  • Evan Ohl

    Great article dealing with looking at the future in multiple ways, Dr. Calingo. Are there any further examples of how this has been applied at Woodbury University in business settings or other departmental development?

    • LuisCalingo

      Evan, thank you for your comment. Woodbury University addresses vision, understanding, clarity, and agility mainly through the four pillars of Woodbury education: transdisciplinarity, design thinking, entrepreneurship, and civic engagement. These four pillars are infused and embedded in all of our degree programs.

  • Viviana Colin-Torres

    I think this gives a good sense of having an optimistic perspective. Turning something negative around into skills that you can use to your advantage, is an exercise within itself, about vision. In our personal college environment of constant change, the best way we have learned to overcome challenges has been by being understanding, and having a clear view of our goals without fear of failure.

    • LuisCalingo

      Thank you for your comment, Viviana. Failure leads to the greatest success, which is humility and continual improvement.

  • Peter

    It is nice to hear from the president of this university. We’re glad that we have a president who is nice and open and not one of those who like to be locked up in their offices all day.

    • LuisCalingo

      Hello Peter,
      Thank you for your comment. One of the main reasons for writing this and other blogs is to hear from you and your classmates. Blogs are excellent for interacting as demonstrated in this exchange and I welcome sharing ideas with you now and in the future.

  • Sahhara

    We really enjoyed reading this post, and agreed with many of
    the strong points made. Collectively, we strongly believe and agree with you
    that leadership done properly requires vision, understanding, clarity and
    especially agility. Regarding agility, we were wondering if adjustment would
    also be a necessity? Thinking it through, we realized that a good leader should
    have the option to change their path or views as long as the reason is valid,
    acceptable, and responsible. If one changes their mind or announces that they
    have made a mistake or wrong choice, it is not a sign of weakness but rather a
    sign that the leader is even more qualified and can truly be trusted.

    -Jordan Sumbu, Vicky Liu, & Sahhara Assafiri

    • LuisCalingo

      Jordan, Vicky, and Sahhara, thank you for your comment. Agility might lead not only to innovations, but also adjustments or mid-course corrections. You might treat agility as adjustment on steroids.

  • LuisCalingo

    Haley, the pace of change in an unpredictable world can be terrifying, indeed! Rather than being at its mercy, it is much better to be a leader and navigate through the unknown. I hope this blog provided a new perspective on confronting and dealing with the problems that encounter us.

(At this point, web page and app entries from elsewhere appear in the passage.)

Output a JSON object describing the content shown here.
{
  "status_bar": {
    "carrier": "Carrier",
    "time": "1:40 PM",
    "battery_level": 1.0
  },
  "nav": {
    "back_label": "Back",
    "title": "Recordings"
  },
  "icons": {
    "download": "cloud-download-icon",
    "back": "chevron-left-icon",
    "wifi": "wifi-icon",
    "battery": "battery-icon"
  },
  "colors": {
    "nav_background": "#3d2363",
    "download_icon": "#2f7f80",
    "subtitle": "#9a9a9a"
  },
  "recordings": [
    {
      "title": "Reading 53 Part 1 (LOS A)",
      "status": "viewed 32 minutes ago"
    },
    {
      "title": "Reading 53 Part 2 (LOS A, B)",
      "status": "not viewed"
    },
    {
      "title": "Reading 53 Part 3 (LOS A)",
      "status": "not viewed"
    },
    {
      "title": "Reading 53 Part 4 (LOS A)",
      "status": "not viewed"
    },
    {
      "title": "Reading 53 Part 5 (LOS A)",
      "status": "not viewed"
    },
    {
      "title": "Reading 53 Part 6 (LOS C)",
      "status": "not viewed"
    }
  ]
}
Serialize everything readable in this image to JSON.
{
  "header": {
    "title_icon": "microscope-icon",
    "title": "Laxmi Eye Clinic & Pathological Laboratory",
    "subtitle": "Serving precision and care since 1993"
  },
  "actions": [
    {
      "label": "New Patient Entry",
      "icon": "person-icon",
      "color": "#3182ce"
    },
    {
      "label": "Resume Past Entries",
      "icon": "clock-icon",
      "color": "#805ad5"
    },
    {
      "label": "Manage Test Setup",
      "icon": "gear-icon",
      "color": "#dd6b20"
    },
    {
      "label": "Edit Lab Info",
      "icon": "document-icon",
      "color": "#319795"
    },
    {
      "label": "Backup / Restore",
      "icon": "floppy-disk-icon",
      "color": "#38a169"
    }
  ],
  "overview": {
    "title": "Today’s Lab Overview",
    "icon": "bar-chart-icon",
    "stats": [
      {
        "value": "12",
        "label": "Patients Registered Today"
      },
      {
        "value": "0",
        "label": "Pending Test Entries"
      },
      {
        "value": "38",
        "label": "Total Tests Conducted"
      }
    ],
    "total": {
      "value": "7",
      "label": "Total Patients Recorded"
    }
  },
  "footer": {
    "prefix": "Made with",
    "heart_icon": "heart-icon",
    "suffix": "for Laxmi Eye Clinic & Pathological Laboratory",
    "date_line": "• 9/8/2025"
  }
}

  • alma espartinez

    excellent write up, dr. calingo. you gave me an idea on what to write re the on going GPH-Bangsamoro peace deal. brilliant thoughts you have.